How can UX researchers support gender diversity and more inclusive design for all intended users?

February 14, 2022

In an industry where we rely on research data to improve product designs, we need to take steps to ensure that our sample for testing reflects all intended users; we need to ask, “is this product really designed for all intended users, including those who do not conform to the gender binary?”

An outpouring of data in recent years has shown that failing to consider various body types in design has led to a multitude of problems. These issues include car safety, comfort when using a phone, ease in using voice recognition software, and algorithms reproducing biases in search platforms, among others (Criado Perez). These design problems exist, in part, because the products were designed with cisgender men in mind and because it was wrongly assumed that those designs would work for all bodies. To remedy this, products need to be designed for all genders in order to be designed for all body types, since someone’s gender is not a good indication of their body size or proportions.

So, what is our responsibility as UX researchers? How can we update our research and design practices to increase gender diversity and best serve our end users? Below are some actions we can take now:

Writing screeners:

  • Create expansive gender quotas as opposed to using the gender binary. This keeps the research accountable and ensures that data is gathered from people of multiple genders.
  • Ask respondents’ gender with an open-ended, fill-in-the-blank response. This signals to people that we respect their gender identity.
  • Ask for respondents’ pronouns and use them during all interactions. It’s important to ask for both someone’s gender and pronouns because they are not synonymous and might not be conventionally paired. Since gender and pronouns are not the same, it’s important to not assume neither pronouns nor gender, an assumption can be inaccurate and therefore harmful. This will help convey to participants that we respect their pronouns and are taking steps to create a safe environment for them.


    • Use participants’ self-reported gender and pronouns. This indicates that the sample is more closely aligned with real-world users and may account for some nuances that a more limited sample would miss.

Recommendations and design:

    • Use gender neutral language and images. Be more descriptive and specific when talking about who the instructions pertain to and what message needs to come across. For example, is it that women cannot be pregnant while using this product? Or is it that anyone with a uterus cannot be pregnant when using this product?
    • Gender-neutral and specific language could also better serve users of all races and ethnicities. For example, instead of instructions saying “men must shave their abdomen before applying the product,” it could read, “people with hair on their abdomen must shave before applying the product.” This simple change in language not only recognizes that people with hair on their abdomen might not be men and that some men might not have hair on their abdomens, but it also addresses that people of many races and ethnicities naturally have hair on their abdomen.

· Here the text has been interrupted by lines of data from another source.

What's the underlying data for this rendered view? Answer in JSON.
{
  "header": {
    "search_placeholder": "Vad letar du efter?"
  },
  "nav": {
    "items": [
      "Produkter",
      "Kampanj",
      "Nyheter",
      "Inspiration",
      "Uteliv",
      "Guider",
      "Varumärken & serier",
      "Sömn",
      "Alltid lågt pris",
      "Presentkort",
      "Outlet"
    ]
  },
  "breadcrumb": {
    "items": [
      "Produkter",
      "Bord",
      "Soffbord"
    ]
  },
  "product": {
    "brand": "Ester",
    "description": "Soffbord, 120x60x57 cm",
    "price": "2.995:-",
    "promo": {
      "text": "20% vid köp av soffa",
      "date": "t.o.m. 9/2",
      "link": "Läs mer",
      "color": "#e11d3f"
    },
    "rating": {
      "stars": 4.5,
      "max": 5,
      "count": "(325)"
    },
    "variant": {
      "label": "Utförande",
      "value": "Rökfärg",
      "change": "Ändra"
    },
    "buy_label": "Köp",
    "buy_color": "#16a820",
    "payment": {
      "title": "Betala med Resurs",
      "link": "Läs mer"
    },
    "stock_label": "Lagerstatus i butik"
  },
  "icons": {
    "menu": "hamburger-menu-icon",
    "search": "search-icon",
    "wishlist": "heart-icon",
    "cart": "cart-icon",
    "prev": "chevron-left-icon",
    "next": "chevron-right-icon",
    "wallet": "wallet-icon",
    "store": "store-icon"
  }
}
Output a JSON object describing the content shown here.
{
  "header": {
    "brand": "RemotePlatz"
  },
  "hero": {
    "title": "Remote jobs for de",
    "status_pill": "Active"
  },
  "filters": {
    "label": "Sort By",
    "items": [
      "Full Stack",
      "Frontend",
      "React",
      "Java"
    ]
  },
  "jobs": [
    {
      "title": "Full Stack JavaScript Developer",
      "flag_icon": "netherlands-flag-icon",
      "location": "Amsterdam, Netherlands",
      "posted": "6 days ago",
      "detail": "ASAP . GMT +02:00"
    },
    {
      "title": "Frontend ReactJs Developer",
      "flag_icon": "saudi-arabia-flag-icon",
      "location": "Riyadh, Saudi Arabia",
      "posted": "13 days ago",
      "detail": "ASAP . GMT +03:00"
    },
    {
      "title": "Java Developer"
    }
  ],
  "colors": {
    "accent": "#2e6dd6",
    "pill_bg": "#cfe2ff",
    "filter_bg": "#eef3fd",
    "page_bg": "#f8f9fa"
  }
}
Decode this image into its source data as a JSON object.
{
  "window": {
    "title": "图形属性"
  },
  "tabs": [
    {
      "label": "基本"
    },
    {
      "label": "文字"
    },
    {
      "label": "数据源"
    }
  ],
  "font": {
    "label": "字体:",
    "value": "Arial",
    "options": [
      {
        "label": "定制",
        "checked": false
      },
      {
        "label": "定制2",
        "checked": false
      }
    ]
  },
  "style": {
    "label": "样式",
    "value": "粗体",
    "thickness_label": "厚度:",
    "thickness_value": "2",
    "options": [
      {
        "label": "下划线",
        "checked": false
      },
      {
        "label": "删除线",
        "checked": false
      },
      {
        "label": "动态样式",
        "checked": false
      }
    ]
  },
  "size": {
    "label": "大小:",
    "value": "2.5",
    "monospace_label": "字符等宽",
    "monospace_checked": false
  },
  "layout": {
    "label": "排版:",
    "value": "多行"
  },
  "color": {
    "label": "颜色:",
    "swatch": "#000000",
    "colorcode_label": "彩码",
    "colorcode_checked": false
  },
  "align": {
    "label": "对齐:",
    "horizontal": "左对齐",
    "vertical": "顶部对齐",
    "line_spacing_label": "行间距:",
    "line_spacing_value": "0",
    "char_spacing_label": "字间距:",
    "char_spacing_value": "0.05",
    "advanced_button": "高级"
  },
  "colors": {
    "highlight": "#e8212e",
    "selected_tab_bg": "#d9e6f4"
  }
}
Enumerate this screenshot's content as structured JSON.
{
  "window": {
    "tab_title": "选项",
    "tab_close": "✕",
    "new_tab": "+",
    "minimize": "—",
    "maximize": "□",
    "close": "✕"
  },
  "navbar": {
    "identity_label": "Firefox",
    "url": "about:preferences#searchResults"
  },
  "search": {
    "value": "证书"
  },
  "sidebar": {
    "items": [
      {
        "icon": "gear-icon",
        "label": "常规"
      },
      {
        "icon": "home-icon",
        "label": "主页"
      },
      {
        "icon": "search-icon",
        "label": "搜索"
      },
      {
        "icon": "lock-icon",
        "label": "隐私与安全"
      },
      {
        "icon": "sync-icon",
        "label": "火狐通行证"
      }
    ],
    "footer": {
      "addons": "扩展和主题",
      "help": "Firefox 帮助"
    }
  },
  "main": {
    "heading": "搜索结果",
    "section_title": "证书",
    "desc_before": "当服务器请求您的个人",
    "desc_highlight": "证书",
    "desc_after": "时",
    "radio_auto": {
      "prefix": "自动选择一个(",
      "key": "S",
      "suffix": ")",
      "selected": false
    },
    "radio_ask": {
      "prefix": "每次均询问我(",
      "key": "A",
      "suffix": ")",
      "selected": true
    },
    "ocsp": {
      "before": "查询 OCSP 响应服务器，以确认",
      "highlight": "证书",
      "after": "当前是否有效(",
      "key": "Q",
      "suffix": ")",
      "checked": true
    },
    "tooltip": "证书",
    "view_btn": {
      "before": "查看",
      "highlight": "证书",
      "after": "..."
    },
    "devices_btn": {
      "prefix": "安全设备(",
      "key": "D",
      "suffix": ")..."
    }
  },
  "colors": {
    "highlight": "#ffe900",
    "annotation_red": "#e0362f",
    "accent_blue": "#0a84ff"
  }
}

We won’t know how gender impacts the use of a product or service, if at all, until we collect more data and refine our research processes. Once we have data from a sample that encompasses more genders, we can analyze our results based on gender identity and see if use cases fall along gendered lines. If so, then we refine our design, and if not, we know that the product works for the representative population we tested, and that, as always, we can continue to make our research more reflective of real-world users.